The Government is to introduce guidance and awareness campaigns on dress codes for employers after concerns were raised that some employers were forcing women to wear high heels at work.
The Government’s announcement comes in their response to an earlier report by the Petitions and Women and Equalities Committees, High heels and workplace dress codes.
The report called for the Government to take urgent action to improve the effectiveness of the Equality Act in preventing discriminatory practices relating to dress at work. In particular, the Committees urged more guidance on dress codes to improve employers’ understanding of the law and workers’ rights, targeted at employers, workers and students.
The guidance will be produced during this summer and the Government will explore other options for raising further awareness of the law on dress codes. The Equality and Human Rights Commission has already run a social media campaign aimed at young women to promote awareness of the law. The Government rejected calls for further legislation on the issue of dress codes, arguing that existing legislation was “adequate”.
Helen Jones MP, Chair of the Petitions Committee, said: “This petition, and our inquiry, have already done a great deal to improve public awareness of the law. It is nevertheless very welcome that the Government has accepted our recommendation that it should be doing much more to improve understanding among employers and employees alike, to prevent discriminatory practices in the workplace. I very much hope that the next Government will honour the commitments made in the response to our report.”
Maria Miller MP, Chair of the Women and Equalities Committee, said: “Equality legislation is not sufficient to achieve equality in practice. This petition, and the Committees’ inquiry, have reinforced the need for effective enforcement of legislation and for employers and employees to be aware of their obligations and rights. We welcome the commitments made by the Government to increasing awareness of those rights, and hope that the next Government will monitor how this changes women’s experiences of the workplace.”
TUC General Secretary Frances O’Grady welcomed the announcement, saying: “This is a welcome step towards getting rid of sexist dress codes in the workplace. But the new guidance won’t be enough if working people can’t afford to take sexist bosses to a tribunal.
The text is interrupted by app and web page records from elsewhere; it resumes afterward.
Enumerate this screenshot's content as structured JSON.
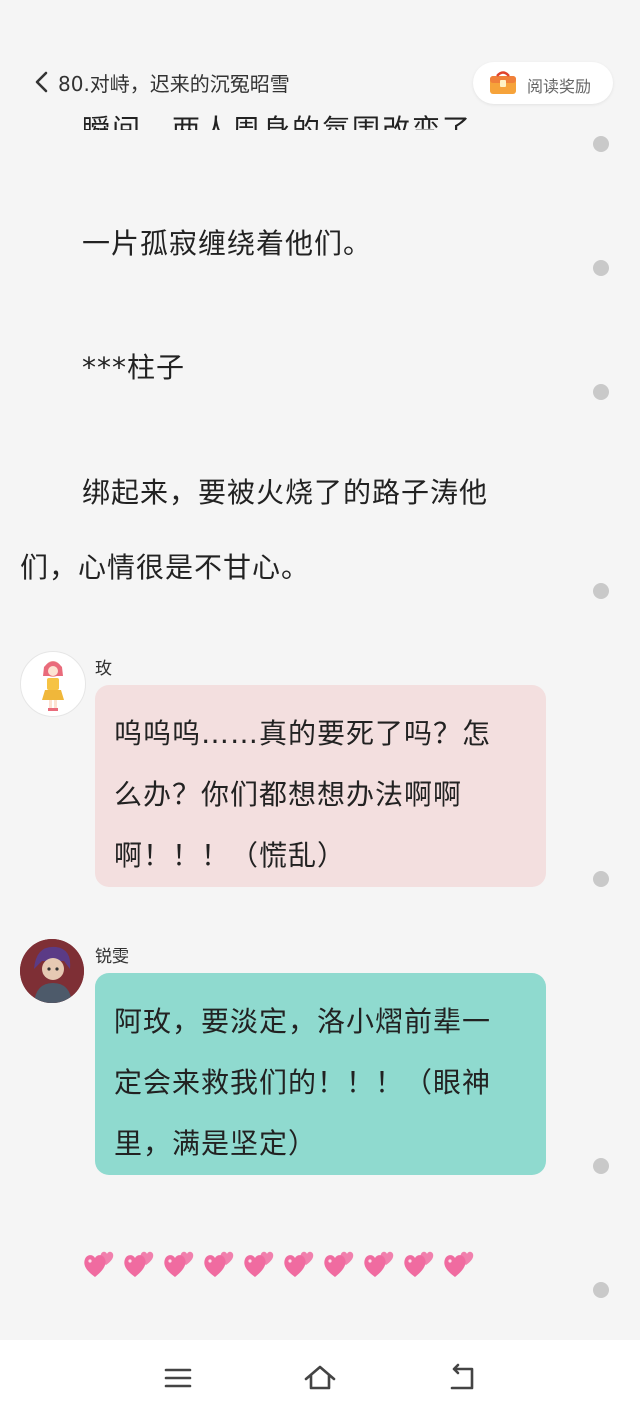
{
  "header": {
    "chapter_title": "80.对峙，迟来的沉冤昭雪",
    "reward_label": "阅读奖励"
  },
  "story": {
    "clipped_line": "瞬间，两人周身的氛围改变了。",
    "paragraphs": [
      "一片孤寂缠绕着他们。",
      "***柱子",
      "绑起来，要被火烧了的路子涛他",
      "们，心情很是不甘心。"
    ]
  },
  "dialogue": [
    {
      "speaker": "玫",
      "lines": [
        "呜呜呜……真的要死了吗？怎",
        "么办？你们都想想办法啊啊",
        "啊！！！（慌乱）"
      ]
    },
    {
      "speaker": "锐雯",
      "lines": [
        "阿玫，要淡定，洛小熠前辈一",
        "定会来救我们的！！！（眼神",
        "里，满是坚定）"
      ]
    }
  ],
  "emoji_line": {
    "icon": "two-hearts-icon",
    "count": 10
  },
  "colors": {
    "background": "#f5f5f5",
    "pink_bubble": "#f3dfdf",
    "teal_bubble": "#8fdacf",
    "heart": "#f06ba0"
  },
  "nav": {
    "menu_icon": "menu-icon",
    "home_icon": "home-icon",
    "back_icon": "back-icon"
  }
}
“The government should scrap employment tribunal fees so it no longer costs hundreds of pounds to access justice. This would mean workers can afford to put a stop to sexist dress codes in practice, as well as in legislation.”